WHAT NEEDS TO BE DONE: Repeat every entry below exactly.

SUPPLIED RECORDS:
::::::::::
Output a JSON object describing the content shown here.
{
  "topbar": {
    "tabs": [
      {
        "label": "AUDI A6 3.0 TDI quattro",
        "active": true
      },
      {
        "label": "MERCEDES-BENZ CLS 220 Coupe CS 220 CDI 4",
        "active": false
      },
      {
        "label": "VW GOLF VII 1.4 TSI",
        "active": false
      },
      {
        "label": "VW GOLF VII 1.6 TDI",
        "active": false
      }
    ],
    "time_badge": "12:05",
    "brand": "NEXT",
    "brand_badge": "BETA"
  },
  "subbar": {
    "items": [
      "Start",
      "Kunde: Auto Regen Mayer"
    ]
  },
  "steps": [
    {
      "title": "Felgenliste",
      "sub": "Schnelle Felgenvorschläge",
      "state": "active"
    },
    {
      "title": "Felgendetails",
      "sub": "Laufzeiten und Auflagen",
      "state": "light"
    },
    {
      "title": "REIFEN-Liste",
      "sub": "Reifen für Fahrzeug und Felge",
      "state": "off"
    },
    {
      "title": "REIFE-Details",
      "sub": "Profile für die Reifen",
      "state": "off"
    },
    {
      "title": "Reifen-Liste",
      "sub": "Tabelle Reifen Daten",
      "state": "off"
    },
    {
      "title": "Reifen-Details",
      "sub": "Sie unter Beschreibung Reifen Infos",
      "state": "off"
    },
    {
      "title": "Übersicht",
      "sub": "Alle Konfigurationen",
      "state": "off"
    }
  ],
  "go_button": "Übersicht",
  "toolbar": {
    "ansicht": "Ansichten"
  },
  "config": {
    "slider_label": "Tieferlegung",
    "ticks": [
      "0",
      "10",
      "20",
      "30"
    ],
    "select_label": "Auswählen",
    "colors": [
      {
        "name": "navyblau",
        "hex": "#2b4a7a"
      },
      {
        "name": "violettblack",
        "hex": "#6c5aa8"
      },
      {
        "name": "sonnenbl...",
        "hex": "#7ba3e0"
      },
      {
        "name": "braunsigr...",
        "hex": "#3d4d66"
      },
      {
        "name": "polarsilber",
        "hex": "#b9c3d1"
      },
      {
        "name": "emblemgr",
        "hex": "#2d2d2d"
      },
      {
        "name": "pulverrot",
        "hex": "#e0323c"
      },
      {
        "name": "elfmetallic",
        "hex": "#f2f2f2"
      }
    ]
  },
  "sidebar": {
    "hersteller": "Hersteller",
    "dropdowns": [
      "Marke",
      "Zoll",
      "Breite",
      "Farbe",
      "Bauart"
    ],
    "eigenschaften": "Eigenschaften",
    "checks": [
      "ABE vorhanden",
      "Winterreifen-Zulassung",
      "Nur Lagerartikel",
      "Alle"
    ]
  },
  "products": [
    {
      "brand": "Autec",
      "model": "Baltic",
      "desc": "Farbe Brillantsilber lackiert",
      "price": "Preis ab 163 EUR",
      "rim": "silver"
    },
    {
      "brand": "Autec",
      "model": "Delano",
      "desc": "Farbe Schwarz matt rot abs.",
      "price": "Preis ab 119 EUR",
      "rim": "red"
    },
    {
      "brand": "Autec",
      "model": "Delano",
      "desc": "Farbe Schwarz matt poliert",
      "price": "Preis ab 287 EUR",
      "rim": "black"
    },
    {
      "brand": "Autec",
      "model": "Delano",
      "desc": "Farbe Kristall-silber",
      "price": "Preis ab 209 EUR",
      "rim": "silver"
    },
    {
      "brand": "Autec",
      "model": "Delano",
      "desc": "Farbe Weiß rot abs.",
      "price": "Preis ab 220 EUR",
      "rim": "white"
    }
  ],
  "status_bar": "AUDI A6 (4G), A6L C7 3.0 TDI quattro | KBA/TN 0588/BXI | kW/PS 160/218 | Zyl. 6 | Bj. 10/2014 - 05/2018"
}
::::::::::
RESULT FOR THIS EXERCISE:
Output a JSON object describing the content shown here.
{
  "topbar": {
    "tabs": [
      {
        "label": "AUDI A6 3.0 TDI quattro",
        "active": true
      },
      {
        "label": "MERCEDES-BENZ CLS 220 Coupe CS 220 CDI 4",
        "active": false
      },
      {
        "label": "VW GOLF VII 1.4 TSI",
        "active": false
      },
      {
        "label": "VW GOLF VII 1.6 TDI",
        "active": false
      }
    ],
    "time_badge": "12:05",
    "brand": "NEXT",
    "brand_badge": "BETA"
  },
  "subbar": {
    "items": [
      "Start",
      "Kunde: Auto Regen Mayer"
    ]
  },
  "steps": [
    {
      "title": "Felgenliste",
      "sub": "Schnelle Felgenvorschläge",
      "state": "active"
    },
    {
      "title": "Felgendetails",
      "sub": "Laufzeiten und Auflagen",
      "state": "light"
    },
    {
      "title": "REIFEN-Liste",
      "sub": "Reifen für Fahrzeug und Felge",
      "state": "off"
    },
    {
      "title": "REIFE-Details",
      "sub": "Profile für die Reifen",
      "state": "off"
    },
    {
      "title": "Reifen-Liste",
      "sub": "Tabelle Reifen Daten",
      "state": "off"
    },
    {
      "title": "Reifen-Details",
      "sub": "Sie unter Beschreibung Reifen Infos",
      "state": "off"
    },
    {
      "title": "Übersicht",
      "sub": "Alle Konfigurationen",
      "state": "off"
    }
  ],
  "go_button": "Übersicht",
  "toolbar": {
    "ansicht": "Ansichten"
  },
  "config": {
    "slider_label": "Tieferlegung",
    "ticks": [
      "0",
      "10",
      "20",
      "30"
    ],
    "select_label": "Auswählen",
    "colors": [
      {
        "name": "navyblau",
        "hex": "#2b4a7a"
      },
      {
        "name": "violettblack",
        "hex": "#6c5aa8"
      },
      {
        "name": "sonnenbl...",
        "hex": "#7ba3e0"
      },
      {
        "name": "braunsigr...",
        "hex": "#3d4d66"
      },
      {
        "name": "polarsilber",
        "hex": "#b9c3d1"
      },
      {
        "name": "emblemgr",
        "hex": "#2d2d2d"
      },
      {
        "name": "pulverrot",
        "hex": "#e0323c"
      },
      {
        "name": "elfmetallic",
        "hex": "#f2f2f2"
      }
    ]
  },
  "sidebar": {
    "hersteller": "Hersteller",
    "dropdowns": [
      "Marke",
      "Zoll",
      "Breite",
      "Farbe",
      "Bauart"
    ],
    "eigenschaften": "Eigenschaften",
    "checks": [
      "ABE vorhanden",
      "Winterreifen-Zulassung",
      "Nur Lagerartikel",
      "Alle"
    ]
  },
  "products": [
    {
      "brand": "Autec",
      "model": "Baltic",
      "desc": "Farbe Brillantsilber lackiert",
      "price": "Preis ab 163 EUR",
      "rim": "silver"
    },
    {
      "brand": "Autec",
      "model": "Delano",
      "desc": "Farbe Schwarz matt rot abs.",
      "price": "Preis ab 119 EUR",
      "rim": "red"
    },
    {
      "brand": "Autec",
      "model": "Delano",
      "desc": "Farbe Schwarz matt poliert",
      "price": "Preis ab 287 EUR",
      "rim": "black"
    },
    {
      "brand": "Autec",
      "model": "Delano",
      "desc": "Farbe Kristall-silber",
      "price": "Preis ab 209 EUR",
      "rim": "silver"
    },
    {
      "brand": "Autec",
      "model": "Delano",
      "desc": "Farbe Weiß rot abs.",
      "price": "Preis ab 220 EUR",
      "rim": "white"
    }
  ],
  "status_bar": "AUDI A6 (4G), A6L C7 3.0 TDI quattro | KBA/TN 0588/BXI | kW/PS 160/218 | Zyl. 6 | Bj. 10/2014 - 05/2018"
}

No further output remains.